Top of DATA PROVIDED
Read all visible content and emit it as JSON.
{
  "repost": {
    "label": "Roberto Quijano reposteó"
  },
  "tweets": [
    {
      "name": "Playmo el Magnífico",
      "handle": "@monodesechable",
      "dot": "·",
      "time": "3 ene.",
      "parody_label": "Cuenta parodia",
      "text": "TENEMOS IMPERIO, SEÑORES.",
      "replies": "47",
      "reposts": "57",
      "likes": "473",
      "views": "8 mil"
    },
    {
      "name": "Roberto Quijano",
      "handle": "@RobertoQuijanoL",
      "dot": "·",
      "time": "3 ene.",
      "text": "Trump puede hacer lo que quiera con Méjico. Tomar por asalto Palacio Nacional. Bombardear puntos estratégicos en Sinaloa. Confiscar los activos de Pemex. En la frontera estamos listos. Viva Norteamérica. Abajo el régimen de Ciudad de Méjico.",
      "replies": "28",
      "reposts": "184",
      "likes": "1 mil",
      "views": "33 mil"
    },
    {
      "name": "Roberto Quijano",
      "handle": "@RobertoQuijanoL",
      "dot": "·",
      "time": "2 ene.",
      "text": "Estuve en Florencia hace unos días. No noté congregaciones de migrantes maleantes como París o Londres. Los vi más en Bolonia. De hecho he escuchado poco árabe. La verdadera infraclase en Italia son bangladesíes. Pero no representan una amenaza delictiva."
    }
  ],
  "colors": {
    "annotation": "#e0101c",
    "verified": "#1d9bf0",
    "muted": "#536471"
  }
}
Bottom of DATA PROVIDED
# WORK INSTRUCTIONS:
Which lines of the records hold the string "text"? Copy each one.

# SOLUTION TO THIS PROBLEM:
      "text": "TENEMOS IMPERIO, SEÑORES.",
      "text": "Trump puede hacer lo que quiera con Méjico. Tomar por asalto Palacio Nacional. Bombardear puntos estratégicos en Sinaloa. Confiscar los activos de Pemex. En la frontera estamos listos. Viva Norteamérica. Abajo el régimen de Ciudad de Méjico.",
      "text": "Estuve en Florencia hace unos días. No noté congregaciones de migrantes maleantes como París o Londres. Los vi más en Bolonia. De hecho he escuchado poco árabe. La verdadera infraclase en Italia son bangladesíes. Pero no representan una amenaza delictiva."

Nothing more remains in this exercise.